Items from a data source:
========
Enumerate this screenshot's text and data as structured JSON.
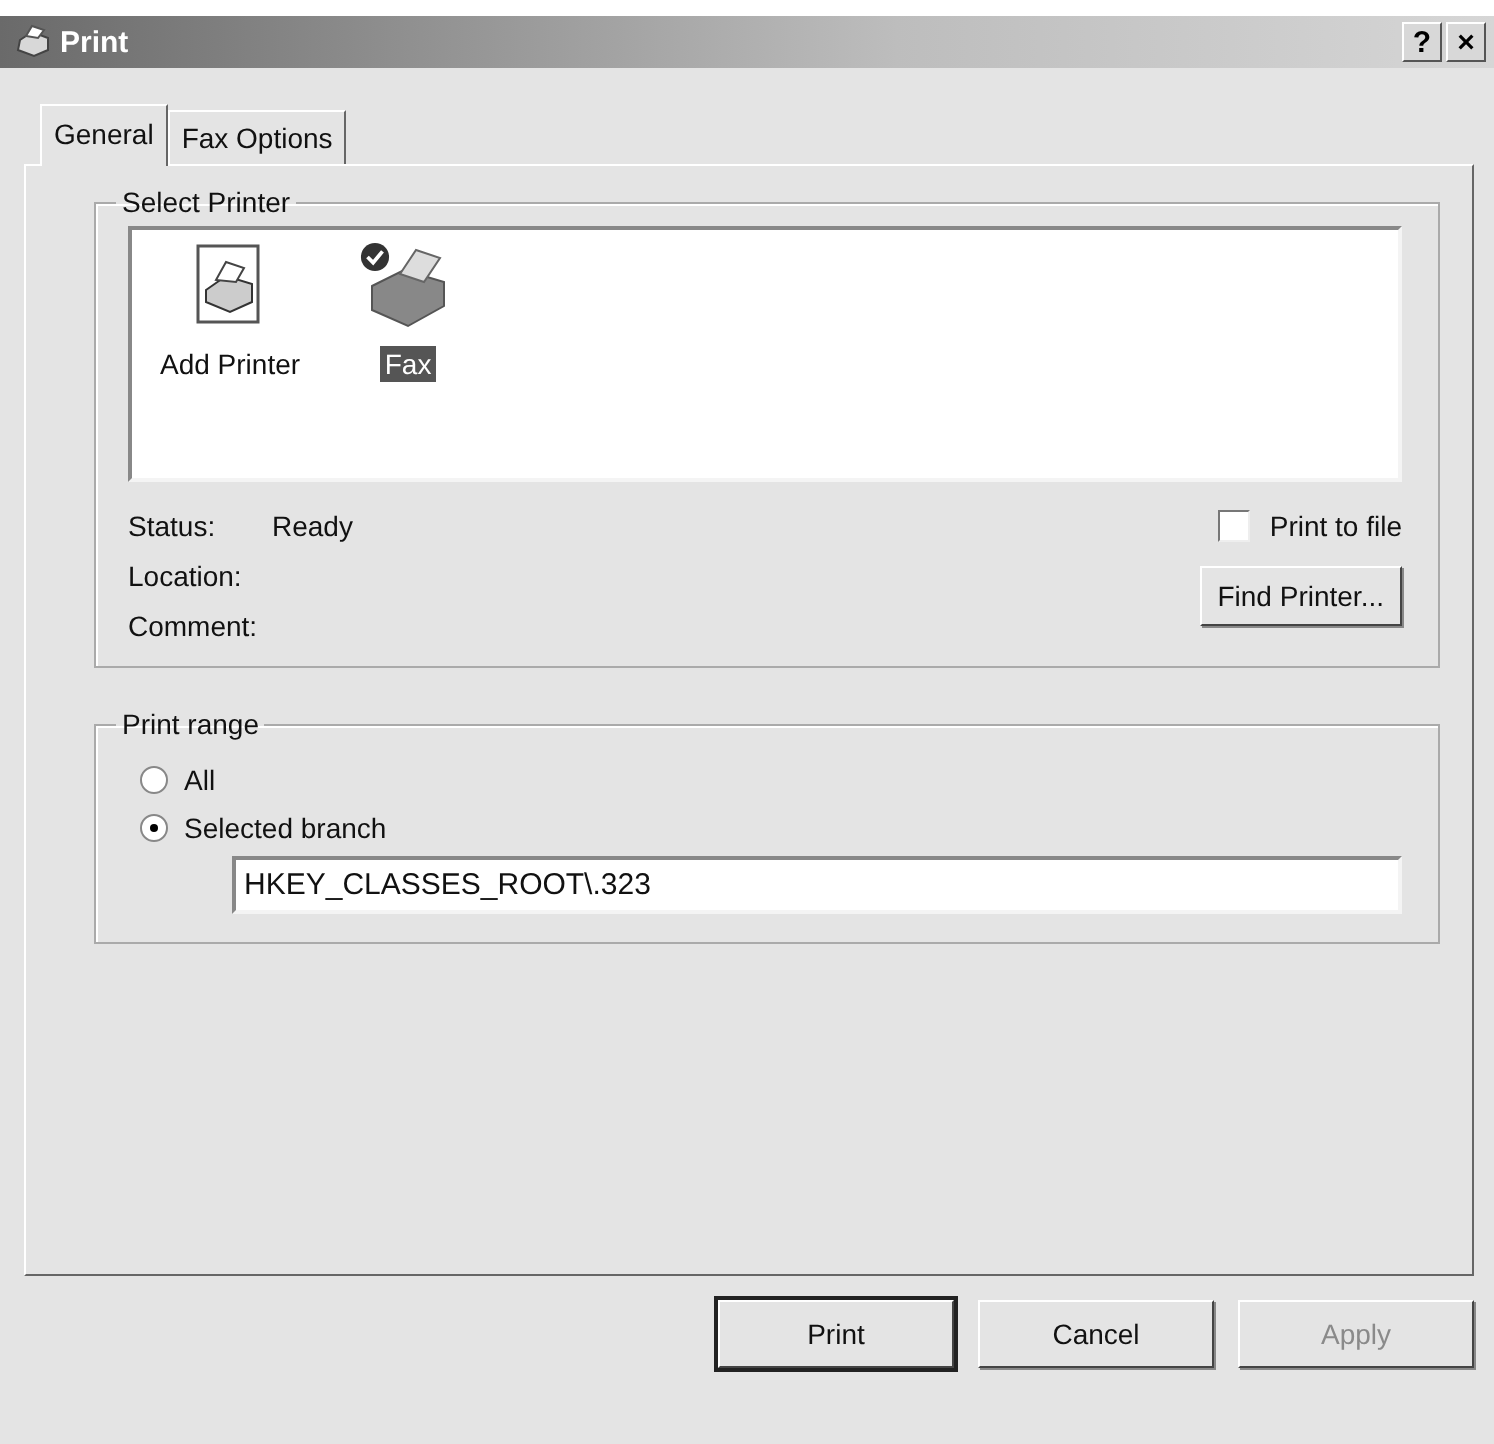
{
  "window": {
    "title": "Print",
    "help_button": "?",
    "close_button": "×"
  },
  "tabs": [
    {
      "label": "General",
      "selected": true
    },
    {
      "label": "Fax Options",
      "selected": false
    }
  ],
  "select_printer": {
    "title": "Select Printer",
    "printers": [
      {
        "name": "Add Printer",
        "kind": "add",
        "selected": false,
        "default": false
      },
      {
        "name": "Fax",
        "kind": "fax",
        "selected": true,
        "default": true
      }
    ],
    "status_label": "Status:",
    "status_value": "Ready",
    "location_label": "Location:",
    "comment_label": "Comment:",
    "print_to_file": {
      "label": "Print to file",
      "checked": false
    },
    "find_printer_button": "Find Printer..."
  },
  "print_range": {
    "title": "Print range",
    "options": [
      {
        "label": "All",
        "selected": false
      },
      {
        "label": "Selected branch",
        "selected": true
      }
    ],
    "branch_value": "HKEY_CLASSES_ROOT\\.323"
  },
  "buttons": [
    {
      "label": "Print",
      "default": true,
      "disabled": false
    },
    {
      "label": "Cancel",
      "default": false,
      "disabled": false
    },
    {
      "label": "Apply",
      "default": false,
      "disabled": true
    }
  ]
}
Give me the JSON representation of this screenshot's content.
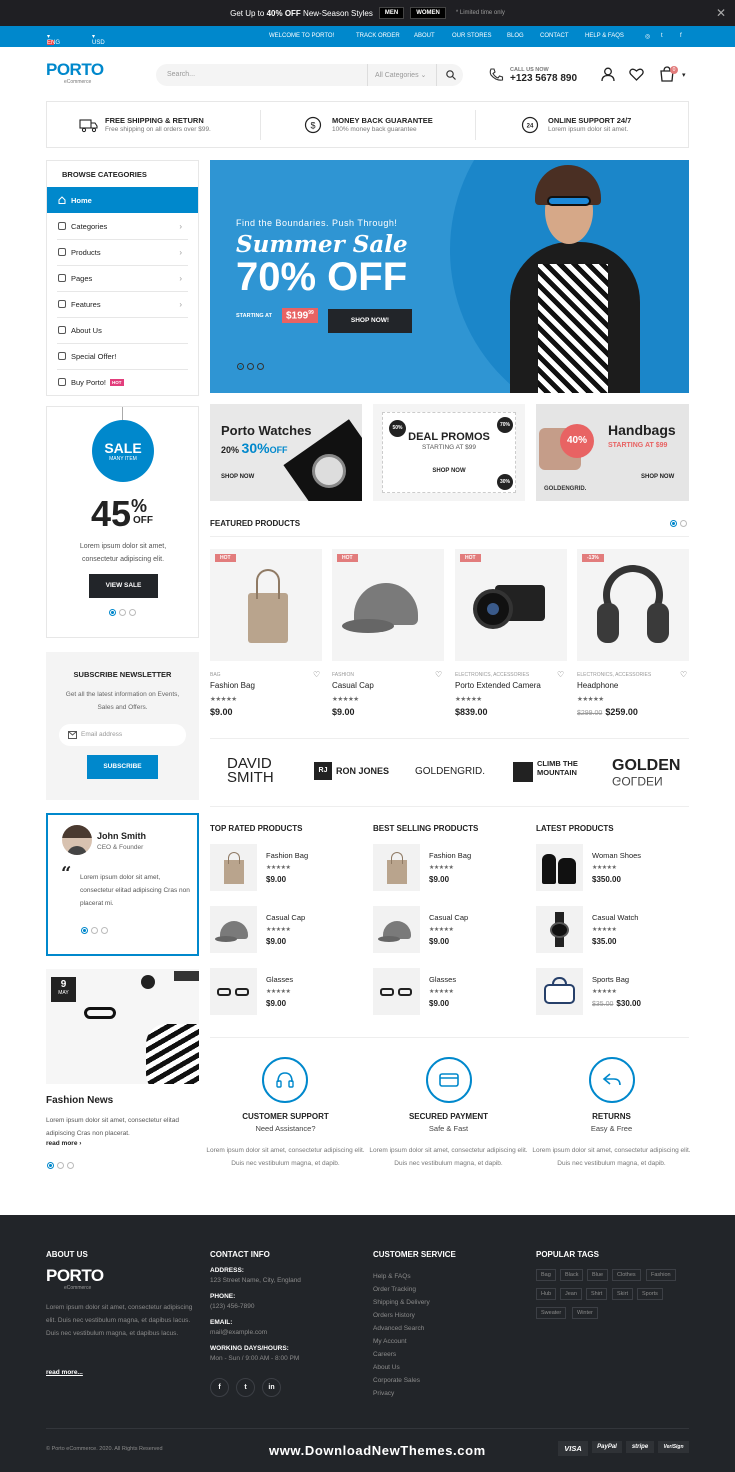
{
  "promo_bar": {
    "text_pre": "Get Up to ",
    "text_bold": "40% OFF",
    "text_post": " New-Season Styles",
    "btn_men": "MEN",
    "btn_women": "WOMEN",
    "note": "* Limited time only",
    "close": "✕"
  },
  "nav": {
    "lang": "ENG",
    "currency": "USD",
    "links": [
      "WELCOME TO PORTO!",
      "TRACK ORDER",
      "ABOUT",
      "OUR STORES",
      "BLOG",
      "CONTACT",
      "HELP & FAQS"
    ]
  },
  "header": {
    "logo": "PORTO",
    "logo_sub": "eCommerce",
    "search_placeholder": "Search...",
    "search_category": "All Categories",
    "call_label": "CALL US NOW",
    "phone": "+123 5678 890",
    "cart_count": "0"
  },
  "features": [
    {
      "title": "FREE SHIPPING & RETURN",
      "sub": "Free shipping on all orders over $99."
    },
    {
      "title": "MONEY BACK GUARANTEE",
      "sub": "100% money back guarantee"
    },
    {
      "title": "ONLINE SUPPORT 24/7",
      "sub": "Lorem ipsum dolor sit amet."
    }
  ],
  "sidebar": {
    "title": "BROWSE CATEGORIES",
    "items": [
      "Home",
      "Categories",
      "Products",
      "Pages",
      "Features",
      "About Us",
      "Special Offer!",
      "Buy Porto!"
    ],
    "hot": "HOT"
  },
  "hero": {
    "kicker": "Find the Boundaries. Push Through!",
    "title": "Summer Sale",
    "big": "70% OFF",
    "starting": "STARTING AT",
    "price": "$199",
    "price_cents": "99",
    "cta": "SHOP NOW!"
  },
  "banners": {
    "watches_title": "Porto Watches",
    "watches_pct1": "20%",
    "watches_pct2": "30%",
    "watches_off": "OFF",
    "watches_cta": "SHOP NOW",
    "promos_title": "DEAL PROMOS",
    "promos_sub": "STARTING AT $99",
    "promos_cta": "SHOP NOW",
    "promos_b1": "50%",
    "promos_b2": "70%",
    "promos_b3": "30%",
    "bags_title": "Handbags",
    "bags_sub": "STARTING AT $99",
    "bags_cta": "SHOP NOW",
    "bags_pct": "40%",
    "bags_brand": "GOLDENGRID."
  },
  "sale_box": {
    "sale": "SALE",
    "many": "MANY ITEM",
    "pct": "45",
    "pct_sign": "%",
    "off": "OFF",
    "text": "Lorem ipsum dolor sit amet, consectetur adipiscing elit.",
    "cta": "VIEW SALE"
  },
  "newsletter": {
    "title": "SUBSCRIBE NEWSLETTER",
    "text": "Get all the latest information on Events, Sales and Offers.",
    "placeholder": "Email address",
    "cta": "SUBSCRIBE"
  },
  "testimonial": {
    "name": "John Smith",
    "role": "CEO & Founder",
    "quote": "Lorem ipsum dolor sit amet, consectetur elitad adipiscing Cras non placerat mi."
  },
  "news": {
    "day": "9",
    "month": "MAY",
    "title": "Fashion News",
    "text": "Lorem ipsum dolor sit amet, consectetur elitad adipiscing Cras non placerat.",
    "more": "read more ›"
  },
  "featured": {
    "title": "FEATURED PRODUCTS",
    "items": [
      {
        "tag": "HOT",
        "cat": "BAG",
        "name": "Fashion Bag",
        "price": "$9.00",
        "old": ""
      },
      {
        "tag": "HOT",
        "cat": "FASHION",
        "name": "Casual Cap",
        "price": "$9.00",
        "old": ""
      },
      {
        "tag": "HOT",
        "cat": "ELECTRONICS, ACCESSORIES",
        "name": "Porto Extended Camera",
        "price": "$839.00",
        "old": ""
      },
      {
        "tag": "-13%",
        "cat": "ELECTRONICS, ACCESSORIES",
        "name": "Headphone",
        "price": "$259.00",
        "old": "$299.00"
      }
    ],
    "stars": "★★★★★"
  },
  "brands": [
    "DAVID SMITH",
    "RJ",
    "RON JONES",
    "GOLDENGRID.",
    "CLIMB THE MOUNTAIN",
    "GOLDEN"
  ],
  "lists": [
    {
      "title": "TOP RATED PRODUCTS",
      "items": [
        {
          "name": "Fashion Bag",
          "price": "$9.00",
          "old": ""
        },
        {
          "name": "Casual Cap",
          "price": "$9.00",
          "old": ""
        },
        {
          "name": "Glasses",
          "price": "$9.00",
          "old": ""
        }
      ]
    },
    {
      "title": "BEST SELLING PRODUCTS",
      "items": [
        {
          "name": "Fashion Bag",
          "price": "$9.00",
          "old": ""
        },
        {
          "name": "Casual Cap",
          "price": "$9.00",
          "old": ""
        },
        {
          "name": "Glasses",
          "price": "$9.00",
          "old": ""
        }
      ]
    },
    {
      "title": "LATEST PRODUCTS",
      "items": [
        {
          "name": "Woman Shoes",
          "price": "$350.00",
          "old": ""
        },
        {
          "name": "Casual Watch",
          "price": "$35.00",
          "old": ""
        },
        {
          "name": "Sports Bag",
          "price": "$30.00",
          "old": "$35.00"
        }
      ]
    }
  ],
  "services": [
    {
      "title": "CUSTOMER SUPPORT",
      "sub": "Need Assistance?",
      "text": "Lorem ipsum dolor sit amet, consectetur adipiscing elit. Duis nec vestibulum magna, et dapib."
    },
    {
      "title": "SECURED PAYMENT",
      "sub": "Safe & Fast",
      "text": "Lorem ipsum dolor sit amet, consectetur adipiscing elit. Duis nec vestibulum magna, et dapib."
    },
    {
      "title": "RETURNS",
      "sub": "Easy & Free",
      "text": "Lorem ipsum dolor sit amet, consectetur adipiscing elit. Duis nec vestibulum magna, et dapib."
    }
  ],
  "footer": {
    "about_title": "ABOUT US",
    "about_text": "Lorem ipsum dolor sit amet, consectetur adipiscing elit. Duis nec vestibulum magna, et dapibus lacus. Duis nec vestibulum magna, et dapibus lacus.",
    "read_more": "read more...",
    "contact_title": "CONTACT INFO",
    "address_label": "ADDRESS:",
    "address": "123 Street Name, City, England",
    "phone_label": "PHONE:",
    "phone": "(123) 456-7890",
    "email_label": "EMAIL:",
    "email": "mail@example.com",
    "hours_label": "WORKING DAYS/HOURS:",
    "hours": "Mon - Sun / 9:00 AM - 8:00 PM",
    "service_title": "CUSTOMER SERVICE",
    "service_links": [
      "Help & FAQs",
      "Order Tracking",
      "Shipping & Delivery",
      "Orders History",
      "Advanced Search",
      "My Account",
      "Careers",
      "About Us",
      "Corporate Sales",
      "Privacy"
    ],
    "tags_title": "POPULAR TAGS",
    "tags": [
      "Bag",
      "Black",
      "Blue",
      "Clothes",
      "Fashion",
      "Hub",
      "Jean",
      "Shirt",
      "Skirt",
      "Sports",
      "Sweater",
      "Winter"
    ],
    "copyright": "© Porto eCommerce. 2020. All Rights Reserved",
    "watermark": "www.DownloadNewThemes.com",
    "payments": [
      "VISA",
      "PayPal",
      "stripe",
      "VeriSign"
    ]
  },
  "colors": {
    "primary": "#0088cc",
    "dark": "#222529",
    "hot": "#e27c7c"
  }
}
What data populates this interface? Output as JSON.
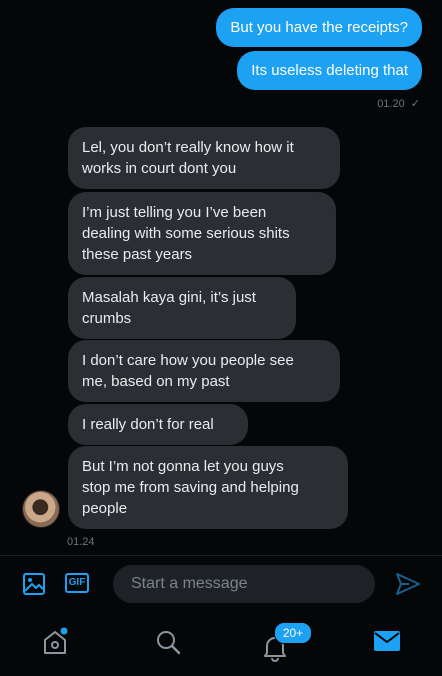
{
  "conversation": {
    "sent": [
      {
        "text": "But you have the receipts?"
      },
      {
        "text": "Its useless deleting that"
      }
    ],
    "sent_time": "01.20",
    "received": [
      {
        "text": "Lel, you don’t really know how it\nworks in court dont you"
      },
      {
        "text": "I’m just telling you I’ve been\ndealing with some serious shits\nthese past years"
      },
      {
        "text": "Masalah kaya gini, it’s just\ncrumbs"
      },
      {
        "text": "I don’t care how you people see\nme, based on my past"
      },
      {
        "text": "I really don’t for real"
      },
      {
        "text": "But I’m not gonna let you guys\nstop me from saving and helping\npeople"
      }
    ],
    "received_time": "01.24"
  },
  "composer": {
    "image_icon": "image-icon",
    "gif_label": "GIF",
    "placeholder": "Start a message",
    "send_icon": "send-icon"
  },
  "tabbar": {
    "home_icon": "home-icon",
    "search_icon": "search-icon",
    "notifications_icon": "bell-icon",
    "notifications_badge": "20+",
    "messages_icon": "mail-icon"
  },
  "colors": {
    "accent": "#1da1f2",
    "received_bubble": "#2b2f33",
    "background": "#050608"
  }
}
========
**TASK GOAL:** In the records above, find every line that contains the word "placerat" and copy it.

**EXERCISE RESULT:**
    "quote": "Lorem ipsum dolor sit amet, consectetur elitad adipiscing Cras non placerat mi."
    "text": "Lorem ipsum dolor sit amet, consectetur elitad adipiscing Cras non placerat.",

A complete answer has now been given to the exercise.